**The problem**
Every entry below should be repeated exactly; the pictures should not.
Materials provided section start
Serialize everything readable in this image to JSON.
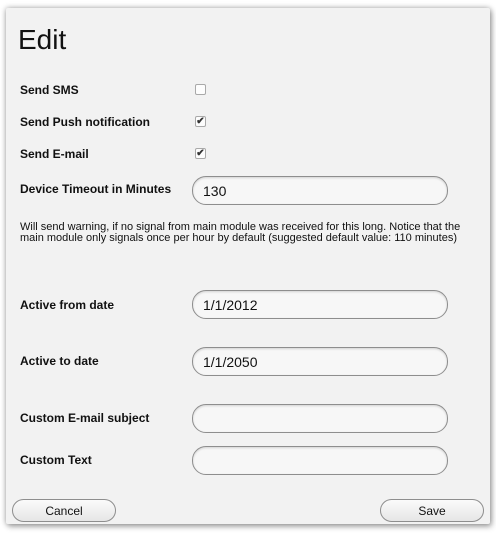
{
  "dialog": {
    "title": "Edit"
  },
  "fields": {
    "send_sms": {
      "label": "Send SMS",
      "checked": false
    },
    "send_push": {
      "label": "Send Push notification",
      "checked": true
    },
    "send_email": {
      "label": "Send E-mail",
      "checked": true
    },
    "device_timeout": {
      "label": "Device Timeout in Minutes",
      "value": "130"
    },
    "timeout_help": "Will send warning, if no signal from main module was received for this long. Notice that the main module only signals once per hour by default (suggested default value: 110 minutes)",
    "active_from": {
      "label": "Active from date",
      "value": "1/1/2012"
    },
    "active_to": {
      "label": "Active to date",
      "value": "1/1/2050"
    },
    "custom_subject": {
      "label": "Custom E-mail subject",
      "value": ""
    },
    "custom_text": {
      "label": "Custom Text",
      "value": ""
    }
  },
  "buttons": {
    "cancel": "Cancel",
    "save": "Save"
  },
  "icons": {
    "checkmark": "check-icon"
  }
}
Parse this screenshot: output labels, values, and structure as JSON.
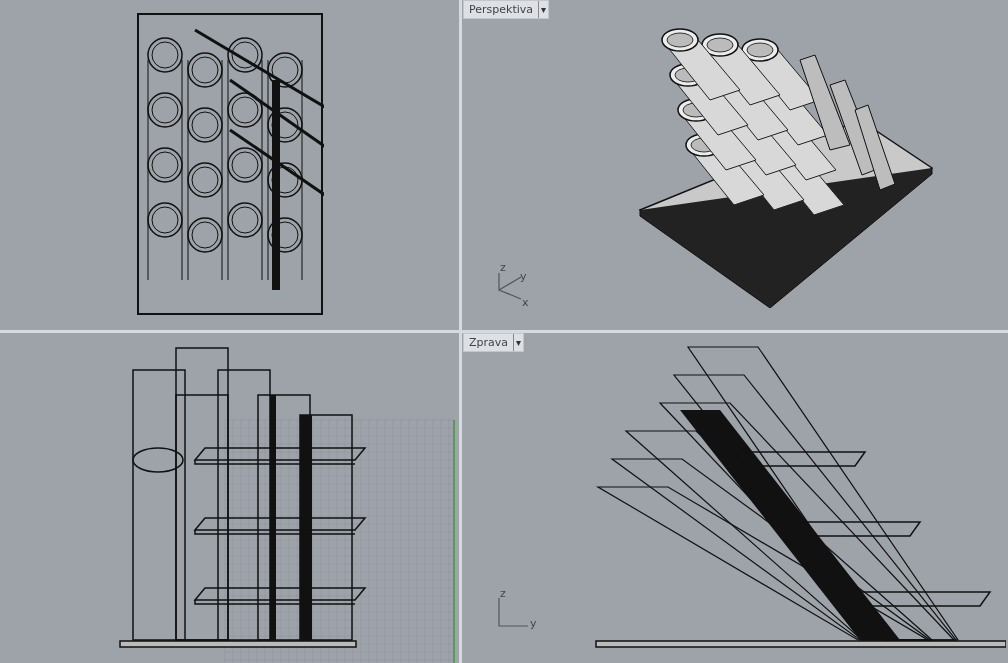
{
  "viewports": [
    {
      "kind": "top"
    },
    {
      "kind": "perspective",
      "title": "Perspektiva",
      "menu_glyph": "▾",
      "axes": [
        "z",
        "y",
        "x"
      ]
    },
    {
      "kind": "front"
    },
    {
      "kind": "right",
      "title": "Zprava",
      "menu_glyph": "▾",
      "axes": [
        "z",
        "y"
      ]
    }
  ]
}
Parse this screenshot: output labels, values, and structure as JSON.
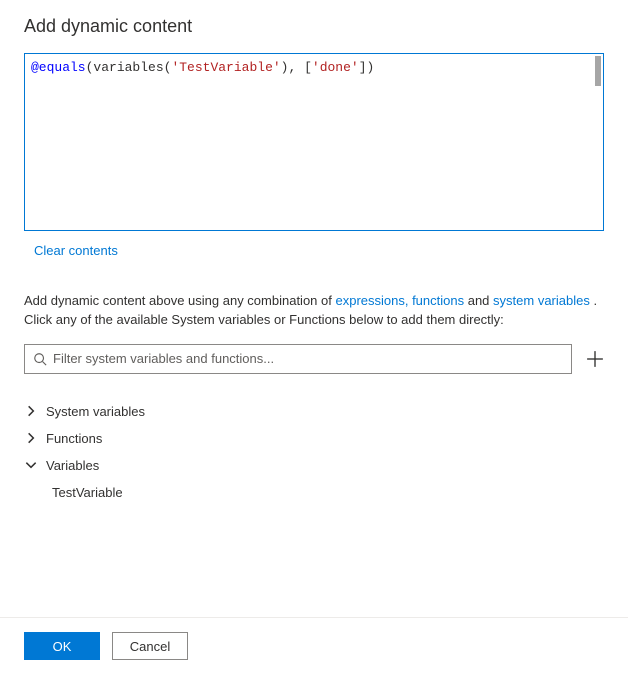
{
  "title": "Add dynamic content",
  "expression": {
    "display_raw": "@equals(variables('TestVariable'), ['done'])",
    "tokens": [
      {
        "t": "@equals",
        "c": "tok-at"
      },
      {
        "t": "(",
        "c": "tok-paren"
      },
      {
        "t": "variables",
        "c": "tok-fn"
      },
      {
        "t": "(",
        "c": "tok-paren"
      },
      {
        "t": "'TestVariable'",
        "c": "tok-str"
      },
      {
        "t": ")",
        "c": "tok-paren"
      },
      {
        "t": ", ",
        "c": "tok-comma"
      },
      {
        "t": "[",
        "c": "tok-bracket"
      },
      {
        "t": "'done'",
        "c": "tok-str"
      },
      {
        "t": "]",
        "c": "tok-bracket"
      },
      {
        "t": ")",
        "c": "tok-paren"
      }
    ]
  },
  "clear_label": "Clear contents",
  "help": {
    "prefix": "Add dynamic content above using any combination of ",
    "link1": "expressions, functions",
    "middle": " and ",
    "link2": "system variables",
    "suffix1": " . ",
    "line2": "Click any of the available System variables or Functions below to add them directly:"
  },
  "filter": {
    "placeholder": "Filter system variables and functions..."
  },
  "tree": {
    "groups": [
      {
        "label": "System variables",
        "expanded": false,
        "children": []
      },
      {
        "label": "Functions",
        "expanded": false,
        "children": []
      },
      {
        "label": "Variables",
        "expanded": true,
        "children": [
          "TestVariable"
        ]
      }
    ]
  },
  "footer": {
    "ok": "OK",
    "cancel": "Cancel"
  }
}
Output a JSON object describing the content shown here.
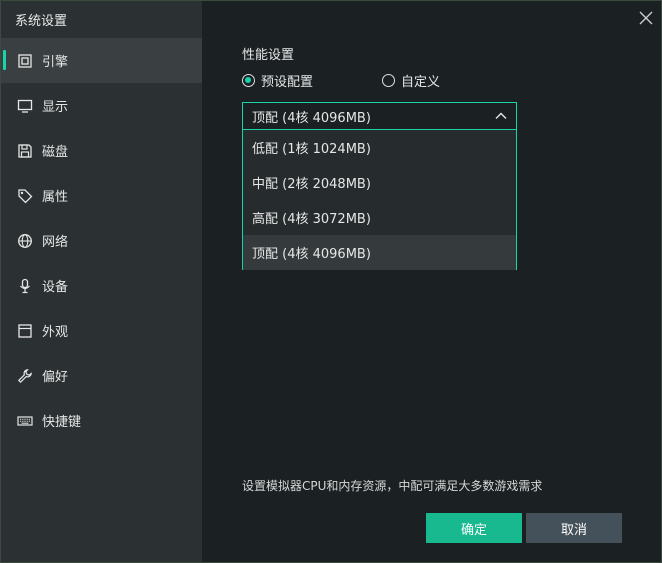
{
  "window": {
    "title": "系统设置"
  },
  "sidebar": {
    "items": [
      {
        "label": "引擎",
        "icon": "engine-icon",
        "active": true
      },
      {
        "label": "显示",
        "icon": "monitor-icon"
      },
      {
        "label": "磁盘",
        "icon": "disk-icon"
      },
      {
        "label": "属性",
        "icon": "tag-icon"
      },
      {
        "label": "网络",
        "icon": "globe-icon"
      },
      {
        "label": "设备",
        "icon": "microphone-icon"
      },
      {
        "label": "外观",
        "icon": "window-icon"
      },
      {
        "label": "偏好",
        "icon": "wrench-icon"
      },
      {
        "label": "快捷键",
        "icon": "keyboard-icon"
      }
    ]
  },
  "main": {
    "section_title": "性能设置",
    "radio_preset": "预设配置",
    "radio_custom": "自定义",
    "select_value": "顶配 (4核 4096MB)",
    "options": [
      "低配 (1核 1024MB)",
      "中配 (2核 2048MB)",
      "高配 (4核 3072MB)",
      "顶配 (4核 4096MB)"
    ],
    "hint": "设置模拟器CPU和内存资源，中配可满足大多数游戏需求"
  },
  "footer": {
    "ok_label": "确定",
    "cancel_label": "取消"
  },
  "colors": {
    "accent": "#19d4a8",
    "ok_button": "#19b98f",
    "cancel_button": "#44515a"
  }
}
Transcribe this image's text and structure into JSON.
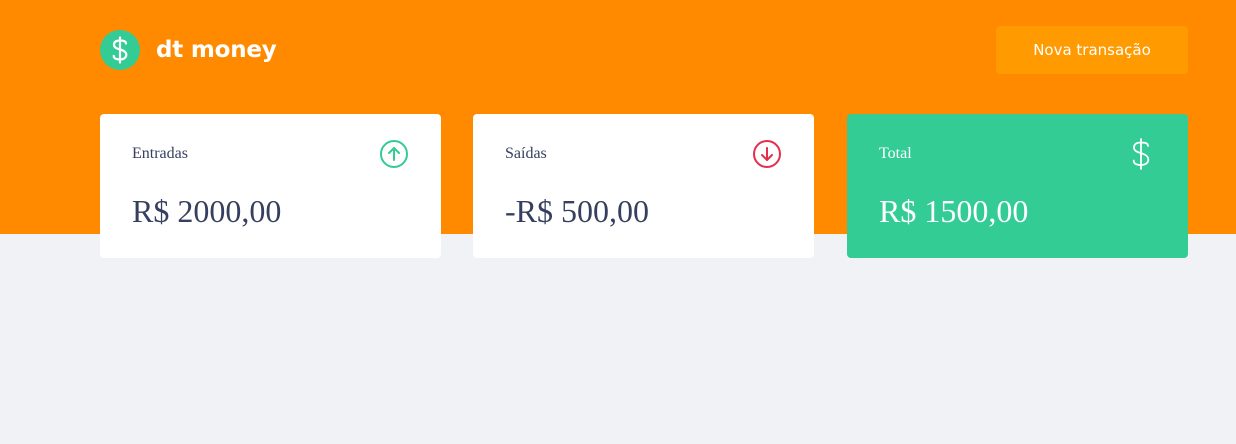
{
  "header": {
    "brand": "dt money",
    "new_transaction_label": "Nova transação",
    "logo_icon": "dollar-sign-icon",
    "background_color": "#ff8a00"
  },
  "summary": {
    "income": {
      "label": "Entradas",
      "value": "R$ 2000,00",
      "icon": "arrow-up-circle-icon",
      "icon_color": "#33cc95"
    },
    "outcome": {
      "label": "Saídas",
      "value": "-R$ 500,00",
      "icon": "arrow-down-circle-icon",
      "icon_color": "#e52e4d"
    },
    "total": {
      "label": "Total",
      "value": "R$ 1500,00",
      "icon": "dollar-sign-icon",
      "background_color": "#33cc95"
    }
  }
}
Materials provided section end
**The answer**
Serialize everything readable in this image to JSON.
{
  "dialog": {
    "title": "Edit"
  },
  "fields": {
    "send_sms": {
      "label": "Send SMS",
      "checked": false
    },
    "send_push": {
      "label": "Send Push notification",
      "checked": true
    },
    "send_email": {
      "label": "Send E-mail",
      "checked": true
    },
    "device_timeout": {
      "label": "Device Timeout in Minutes",
      "value": "130"
    },
    "timeout_help": "Will send warning, if no signal from main module was received for this long. Notice that the main module only signals once per hour by default (suggested default value: 110 minutes)",
    "active_from": {
      "label": "Active from date",
      "value": "1/1/2012"
    },
    "active_to": {
      "label": "Active to date",
      "value": "1/1/2050"
    },
    "custom_subject": {
      "label": "Custom E-mail subject",
      "value": ""
    },
    "custom_text": {
      "label": "Custom Text",
      "value": ""
    }
  },
  "buttons": {
    "cancel": "Cancel",
    "save": "Save"
  },
  "icons": {
    "checkmark": "check-icon"
  }
}
Parse this screenshot: output labels, values, and structure as JSON.
{
  "viewports": [
    {
      "kind": "top"
    },
    {
      "kind": "perspective",
      "title": "Perspektiva",
      "menu_glyph": "▾",
      "axes": [
        "z",
        "y",
        "x"
      ]
    },
    {
      "kind": "front"
    },
    {
      "kind": "right",
      "title": "Zprava",
      "menu_glyph": "▾",
      "axes": [
        "z",
        "y"
      ]
    }
  ]
}
Parse this screenshot: output labels, values, and structure as JSON.
{
  "title": "Add dynamic content",
  "expression": {
    "display_raw": "@equals(variables('TestVariable'), ['done'])",
    "tokens": [
      {
        "t": "@equals",
        "c": "tok-at"
      },
      {
        "t": "(",
        "c": "tok-paren"
      },
      {
        "t": "variables",
        "c": "tok-fn"
      },
      {
        "t": "(",
        "c": "tok-paren"
      },
      {
        "t": "'TestVariable'",
        "c": "tok-str"
      },
      {
        "t": ")",
        "c": "tok-paren"
      },
      {
        "t": ", ",
        "c": "tok-comma"
      },
      {
        "t": "[",
        "c": "tok-bracket"
      },
      {
        "t": "'done'",
        "c": "tok-str"
      },
      {
        "t": "]",
        "c": "tok-bracket"
      },
      {
        "t": ")",
        "c": "tok-paren"
      }
    ]
  },
  "clear_label": "Clear contents",
  "help": {
    "prefix": "Add dynamic content above using any combination of ",
    "link1": "expressions, functions",
    "middle": " and ",
    "link2": "system variables",
    "suffix1": " . ",
    "line2": "Click any of the available System variables or Functions below to add them directly:"
  },
  "filter": {
    "placeholder": "Filter system variables and functions..."
  },
  "tree": {
    "groups": [
      {
        "label": "System variables",
        "expanded": false,
        "children": []
      },
      {
        "label": "Functions",
        "expanded": false,
        "children": []
      },
      {
        "label": "Variables",
        "expanded": true,
        "children": [
          "TestVariable"
        ]
      }
    ]
  },
  "footer": {
    "ok": "OK",
    "cancel": "Cancel"
  }
}
Output a JSON object describing the content shown here.
{
  "window": {
    "title": "系统设置"
  },
  "sidebar": {
    "items": [
      {
        "label": "引擎",
        "icon": "engine-icon",
        "active": true
      },
      {
        "label": "显示",
        "icon": "monitor-icon"
      },
      {
        "label": "磁盘",
        "icon": "disk-icon"
      },
      {
        "label": "属性",
        "icon": "tag-icon"
      },
      {
        "label": "网络",
        "icon": "globe-icon"
      },
      {
        "label": "设备",
        "icon": "microphone-icon"
      },
      {
        "label": "外观",
        "icon": "window-icon"
      },
      {
        "label": "偏好",
        "icon": "wrench-icon"
      },
      {
        "label": "快捷键",
        "icon": "keyboard-icon"
      }
    ]
  },
  "main": {
    "section_title": "性能设置",
    "radio_preset": "预设配置",
    "radio_custom": "自定义",
    "select_value": "顶配 (4核 4096MB)",
    "options": [
      "低配 (1核 1024MB)",
      "中配 (2核 2048MB)",
      "高配 (4核 3072MB)",
      "顶配 (4核 4096MB)"
    ],
    "hint": "设置模拟器CPU和内存资源，中配可满足大多数游戏需求"
  },
  "footer": {
    "ok_label": "确定",
    "cancel_label": "取消"
  },
  "colors": {
    "accent": "#19d4a8",
    "ok_button": "#19b98f",
    "cancel_button": "#44515a"
  }
}
Transcribe this image's text and structure into JSON.
{
  "header": {
    "brand": "dt money",
    "new_transaction_label": "Nova transação",
    "logo_icon": "dollar-sign-icon",
    "background_color": "#ff8a00"
  },
  "summary": {
    "income": {
      "label": "Entradas",
      "value": "R$ 2000,00",
      "icon": "arrow-up-circle-icon",
      "icon_color": "#33cc95"
    },
    "outcome": {
      "label": "Saídas",
      "value": "-R$ 500,00",
      "icon": "arrow-down-circle-icon",
      "icon_color": "#e52e4d"
    },
    "total": {
      "label": "Total",
      "value": "R$ 1500,00",
      "icon": "dollar-sign-icon",
      "background_color": "#33cc95"
    }
  }
}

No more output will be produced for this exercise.